VMP Mausoleum

The next stage of the fight to save McMillan Park takes place at the Historic Preservation Review Board (HPRB) hearing on June 27, 2013 from 3:00 pm to 5:00 pm at 441 4th St. NW, Room 220 South (Judiciary Square). You can either attend the hearing and deliver your testimony in person or submit your testimony via email in advance. If you testify in person, you will have 3 minutes to speak, and you should bring 10 printed copies of your testimony to share with the Board.

If you are unable to attend the HPRB hearing in person, please send the following email to the list of addressees below. To win this battle, it is essential that the Mayor, City Council Members, and Historic Preservation Review Board hear from as many of us as possible. You must send this email by 5:00 pm Monday, June 17!!

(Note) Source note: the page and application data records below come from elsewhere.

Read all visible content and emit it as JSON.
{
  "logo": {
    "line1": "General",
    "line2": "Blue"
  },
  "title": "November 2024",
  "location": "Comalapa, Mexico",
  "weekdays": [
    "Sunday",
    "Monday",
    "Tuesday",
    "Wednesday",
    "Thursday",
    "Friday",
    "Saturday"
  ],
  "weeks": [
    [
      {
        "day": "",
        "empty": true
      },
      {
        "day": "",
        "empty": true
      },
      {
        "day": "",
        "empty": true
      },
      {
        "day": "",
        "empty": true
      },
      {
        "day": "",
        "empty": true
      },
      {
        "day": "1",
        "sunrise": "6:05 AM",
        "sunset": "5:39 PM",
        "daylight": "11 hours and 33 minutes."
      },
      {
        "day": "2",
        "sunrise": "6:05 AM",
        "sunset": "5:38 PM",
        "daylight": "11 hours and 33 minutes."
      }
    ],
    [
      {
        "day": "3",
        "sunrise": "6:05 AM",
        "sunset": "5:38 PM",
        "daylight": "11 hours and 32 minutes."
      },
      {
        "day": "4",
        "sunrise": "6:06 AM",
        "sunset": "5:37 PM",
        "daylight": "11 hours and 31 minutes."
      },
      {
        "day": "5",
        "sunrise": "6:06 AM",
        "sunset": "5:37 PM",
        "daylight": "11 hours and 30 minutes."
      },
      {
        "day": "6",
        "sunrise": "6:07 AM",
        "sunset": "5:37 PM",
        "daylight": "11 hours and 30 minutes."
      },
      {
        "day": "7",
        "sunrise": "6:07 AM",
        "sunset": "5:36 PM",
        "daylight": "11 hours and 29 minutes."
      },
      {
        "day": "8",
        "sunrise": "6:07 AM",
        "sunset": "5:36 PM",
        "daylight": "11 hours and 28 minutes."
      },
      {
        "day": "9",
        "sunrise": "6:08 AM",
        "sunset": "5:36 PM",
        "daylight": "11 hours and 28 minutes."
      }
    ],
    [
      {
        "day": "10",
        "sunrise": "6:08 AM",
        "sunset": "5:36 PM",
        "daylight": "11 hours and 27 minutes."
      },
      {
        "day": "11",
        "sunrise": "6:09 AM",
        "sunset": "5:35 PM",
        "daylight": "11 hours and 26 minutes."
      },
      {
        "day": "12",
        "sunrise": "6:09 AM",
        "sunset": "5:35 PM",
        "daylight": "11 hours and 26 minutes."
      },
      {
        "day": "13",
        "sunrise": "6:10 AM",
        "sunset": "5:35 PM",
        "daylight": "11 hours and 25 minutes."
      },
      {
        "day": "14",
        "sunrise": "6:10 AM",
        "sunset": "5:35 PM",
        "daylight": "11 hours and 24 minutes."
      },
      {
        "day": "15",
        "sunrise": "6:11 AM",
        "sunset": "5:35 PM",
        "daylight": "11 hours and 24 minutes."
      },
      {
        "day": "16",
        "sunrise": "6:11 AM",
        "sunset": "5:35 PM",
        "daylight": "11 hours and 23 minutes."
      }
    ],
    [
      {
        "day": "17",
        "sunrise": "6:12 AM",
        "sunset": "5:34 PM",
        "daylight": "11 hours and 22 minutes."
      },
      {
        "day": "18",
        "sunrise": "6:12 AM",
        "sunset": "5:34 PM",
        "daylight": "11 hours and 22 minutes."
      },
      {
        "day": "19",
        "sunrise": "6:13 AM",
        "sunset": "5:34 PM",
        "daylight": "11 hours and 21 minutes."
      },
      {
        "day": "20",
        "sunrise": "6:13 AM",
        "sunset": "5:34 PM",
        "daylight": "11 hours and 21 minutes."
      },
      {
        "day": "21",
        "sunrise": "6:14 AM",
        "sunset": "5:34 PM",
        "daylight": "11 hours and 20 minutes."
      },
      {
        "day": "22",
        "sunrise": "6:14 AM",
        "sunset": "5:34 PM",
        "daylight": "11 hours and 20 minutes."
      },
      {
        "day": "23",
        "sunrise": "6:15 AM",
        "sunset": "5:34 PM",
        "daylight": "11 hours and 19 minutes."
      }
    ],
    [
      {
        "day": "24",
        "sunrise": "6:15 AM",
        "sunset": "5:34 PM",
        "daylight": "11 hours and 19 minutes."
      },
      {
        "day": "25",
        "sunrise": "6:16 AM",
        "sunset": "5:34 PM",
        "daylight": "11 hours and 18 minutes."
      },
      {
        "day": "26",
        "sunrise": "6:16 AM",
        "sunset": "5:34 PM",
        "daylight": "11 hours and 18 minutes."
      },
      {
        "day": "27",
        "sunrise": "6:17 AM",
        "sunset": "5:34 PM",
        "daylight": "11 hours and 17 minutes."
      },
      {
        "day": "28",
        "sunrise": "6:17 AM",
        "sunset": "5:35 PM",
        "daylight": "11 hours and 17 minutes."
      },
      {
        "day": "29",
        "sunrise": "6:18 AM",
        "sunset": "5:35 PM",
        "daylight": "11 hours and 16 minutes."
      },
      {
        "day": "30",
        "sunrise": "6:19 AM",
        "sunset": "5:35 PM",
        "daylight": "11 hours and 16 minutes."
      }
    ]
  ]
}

  • To:,
  • Cc:,,,,,,,,,,,,,,,,,,

Mr. Mayor, Council Members, Mr. Newaldass, and Members of the Historic Preservation Review Board:

I am writing for two reasons:

First, as follow-up to the June 6th McMillan Park Surplus Meeting, I urge the City Council to reject Mayor Gray’s proposal to surplus and dispose of the McMillan Park Sand Filtration Site.

Second, I urge the Historic Preservation Review Board to reject the Vision McMillan Partners proposed building designs for McMillan Park Reservoir (HPA #13-318). The height, scale, and designs of the proposed buildings are inappropriate for the historic McMillan Park site and are inconsistent with the overall open space character, sense of place, aesthetics, and historic vistas of this distinctive national landmark Olmsted park. The proposed building designs are also incompatible with the existing historic buildings and with the above- and below-ground historic structures on the site. The building design iterations are also premature and unrefined given that the Historic Preservation Review Board has yet to approve the proposed master plan and design guidelines.

Thank you,

Your Name
Your Address